A pair of hands hold a credit card and type on a computer with a screen showing a wealth of data.

There’s a remaining question on how many payment card details from a latest leak were active or current, but the prevalence of such sites point to how effective simple tactics like web skimming have become.
Photo: Alexander Geiger (Shutterstock)

Now, even hackers are taking a page out of big advertising’s playbook to promote their ill-gotten personal financial details. Over the weekend, the stolen credit card marketplace called BidenCash announced they were offering a free giveaway of 1,221,551 credit cards, promoting the leak on multiple other sites.

As the local dealers say, the first hit is free, though in this case such a leak could have meant free money for any user who managed to snag a card. Researchers are still looking into the leak, but early reports show many of the cards could have already been reported to the card issuers.

As detailed in a Saturday report from Bleeping Computer, BidenCash first came onto the scene in June this year when they leaked several thousand credit card details for free online. If the number of credit cards from this latest release are still active, it would point to the site blossoming over the course of just a few months, as well as just how prolific online credit card theft has become. This also isn’t even the first massive credit card leak of its kind. Last year, another hacker credit card shop All World Cards released over 1 million card details online.

The 1.2 million credit card details also contain the associated personal information any hacker would need in order to facilitate digital transactions, including the person’s name, bank name, social security number, email, phone number, and address, according to multiple reports and leaked screenshots.

The credit cards could come from multiple sources, including from malware forced into online shops, individual user malware attacks, or from breaches of companies who store credit card info.

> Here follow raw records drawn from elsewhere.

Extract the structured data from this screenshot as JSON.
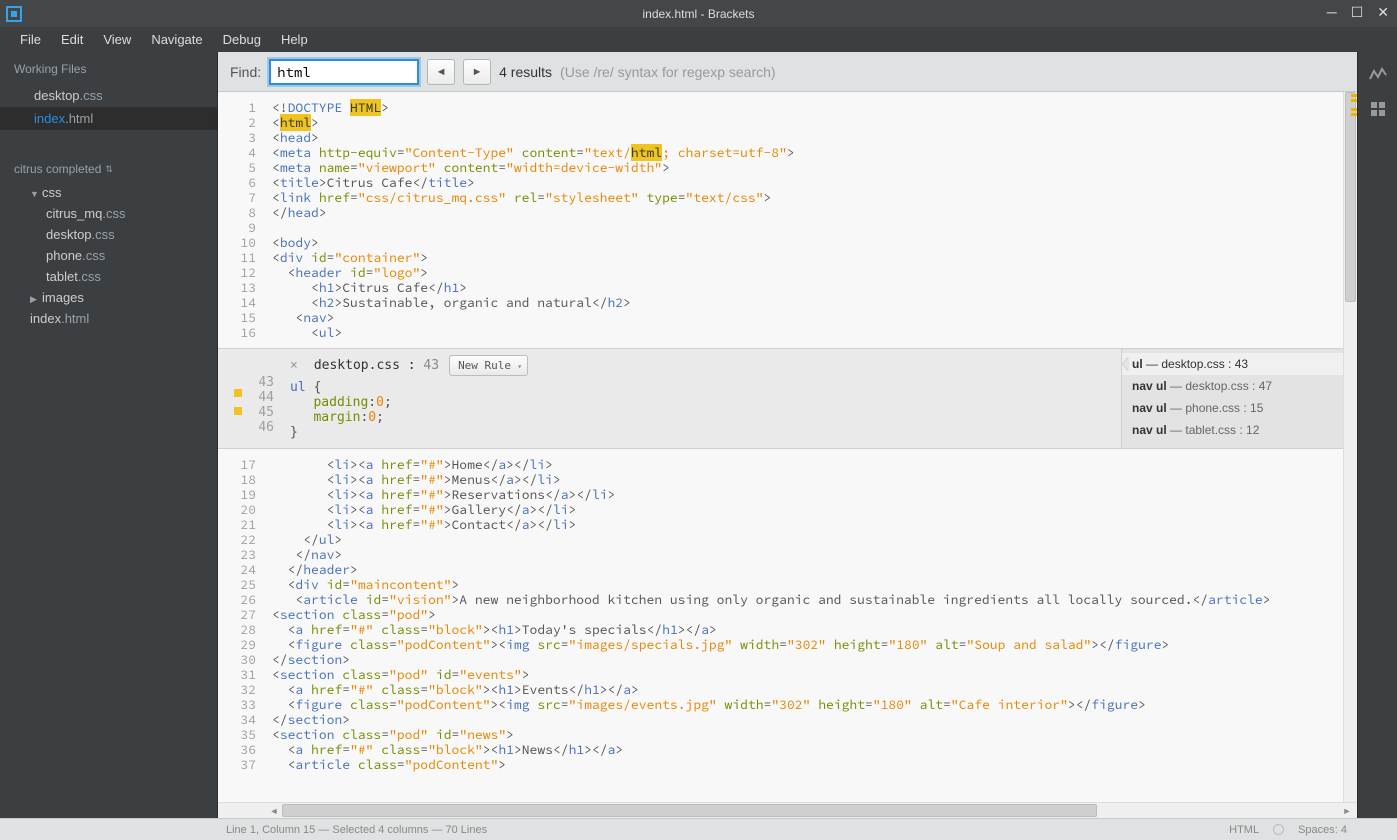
{
  "window": {
    "title": "index.html - Brackets"
  },
  "menus": [
    "File",
    "Edit",
    "View",
    "Navigate",
    "Debug",
    "Help"
  ],
  "sidebar": {
    "working_files_label": "Working Files",
    "working_files": [
      {
        "base": "desktop",
        "ext": ".css",
        "active": false
      },
      {
        "base": "index",
        "ext": ".html",
        "active": true
      }
    ],
    "project_name": "citrus completed",
    "tree": [
      {
        "label": "css",
        "kind": "folder",
        "open": true,
        "depth": 0
      },
      {
        "base": "citrus_mq",
        "ext": ".css",
        "kind": "file",
        "depth": 1
      },
      {
        "base": "desktop",
        "ext": ".css",
        "kind": "file",
        "depth": 1
      },
      {
        "base": "phone",
        "ext": ".css",
        "kind": "file",
        "depth": 1
      },
      {
        "base": "tablet",
        "ext": ".css",
        "kind": "file",
        "depth": 1
      },
      {
        "label": "images",
        "kind": "folder",
        "open": false,
        "depth": 0
      },
      {
        "base": "index",
        "ext": ".html",
        "kind": "file",
        "depth": 0
      }
    ]
  },
  "find": {
    "label": "Find:",
    "value": "html",
    "results": "4 results",
    "hint": "(Use /re/ syntax for regexp search)"
  },
  "editor": {
    "lines_top": [
      1,
      2,
      3,
      4,
      5,
      6,
      7,
      8,
      9,
      10,
      11,
      12,
      13,
      14,
      15,
      16
    ],
    "lines_bottom": [
      17,
      18,
      19,
      20,
      21,
      22,
      23,
      24,
      25,
      26,
      27,
      28,
      29,
      30,
      31,
      32,
      33,
      34,
      35,
      36,
      37
    ]
  },
  "inline": {
    "title_file": "desktop.css",
    "title_line": "43",
    "new_rule": "New Rule",
    "gutter": [
      43,
      44,
      45,
      46
    ],
    "rules": [
      {
        "sel": "ul",
        "rest": " — desktop.css : 43",
        "active": true
      },
      {
        "sel": "nav ul",
        "rest": " — desktop.css : 47"
      },
      {
        "sel": "nav ul",
        "rest": " — phone.css : 15"
      },
      {
        "sel": "nav ul",
        "rest": " — tablet.css : 12"
      }
    ],
    "code": {
      "sel": "ul",
      "p1": "padding",
      "p2": "margin",
      "v": "0"
    }
  },
  "status": {
    "left": "Line 1, Column 15 — Selected 4 columns — 70 Lines",
    "lang": "HTML",
    "spaces": "Spaces: 4"
  }
}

Cyber security firm D3Lab wrote that most of this card info comes from web skimmers, otherwise known as magecart attacks where hackers inject malware code into a website, allowing them to extract data from typical HTML forms people use to fill in personal or credit card details..

Cyber security researchers at Cyble wrote the majority of the 1.2 million cards were from U.S. users. The majority of those cards, 53% to be exact, were from American Express. Gizmodo reached out to the bank to ask whether those cards have been terminated and if any had been used for fraudulent transactions since the card numbers were released, but we did not immediately hear back. Other card issuers included the likes of Wells Fargo Bank, U.S. Bank, and Bank of America.

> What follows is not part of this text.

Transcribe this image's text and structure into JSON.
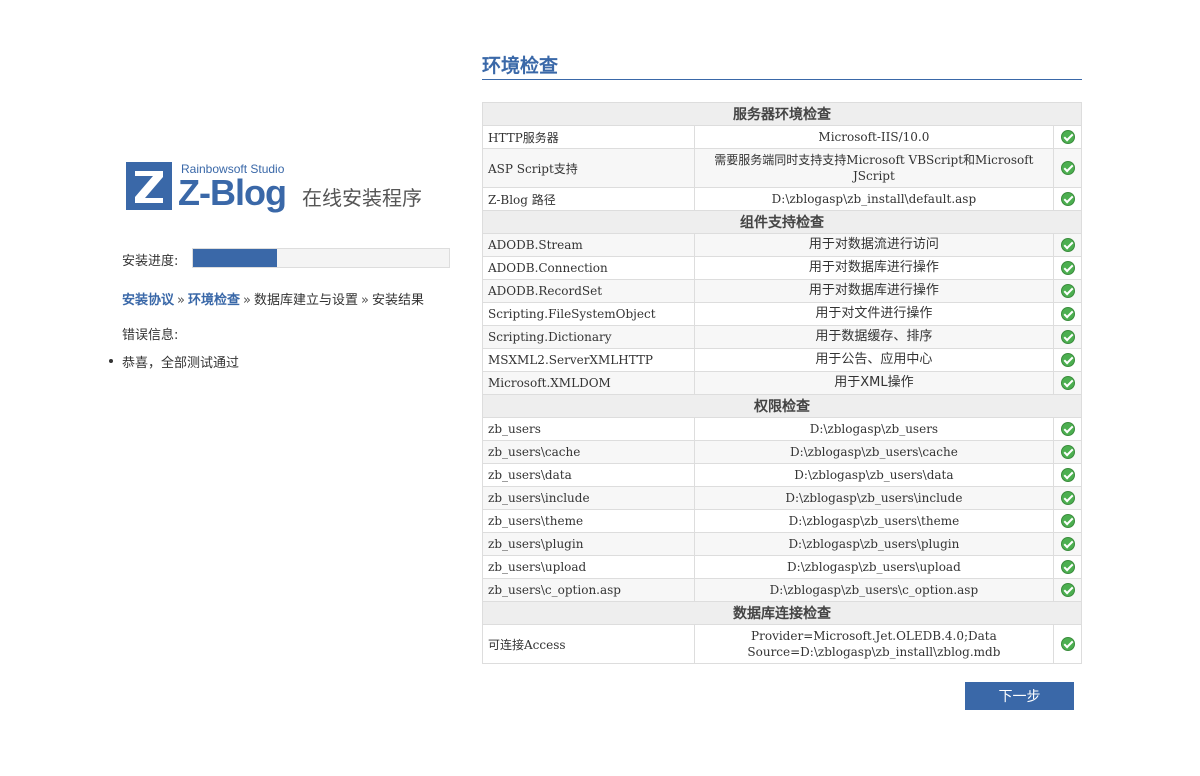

Since the details of the credit cards were freely available online, it’s likely the card issuers have already been informed about the leak, though it remains unclear how many people could have had their credit cards used in that time. Bleeping Computer reported that D3Labs—itself a company based in Italy—had analyzed some of those cards and determined 30% were still active, though many cards could have been listed in the previous All World Cards dump, and many others could have already been blocked.

Gizmodo reached out to D3Labs and we’ll update this post if we hear more.

According to Cyble, BidenCash came onto the scene as a small player back in 2021, but after other major illicit shops retired or were shut down by cyber cops, BidenCash came onto the scene and used its big marketing push to establish itself as a dominant force in the world of ill-gotten credit cards.

And what does the “Biden” in the hackers’ web name point to? Nothing, really. Past credit card dump shops included the likes of Joker Stash, Ferum Stash, and “Trump Dump.” Companies, including big banks, have routinely failed to prevent major breaches that steal users’ credit card information.



Source link

Leave a Comment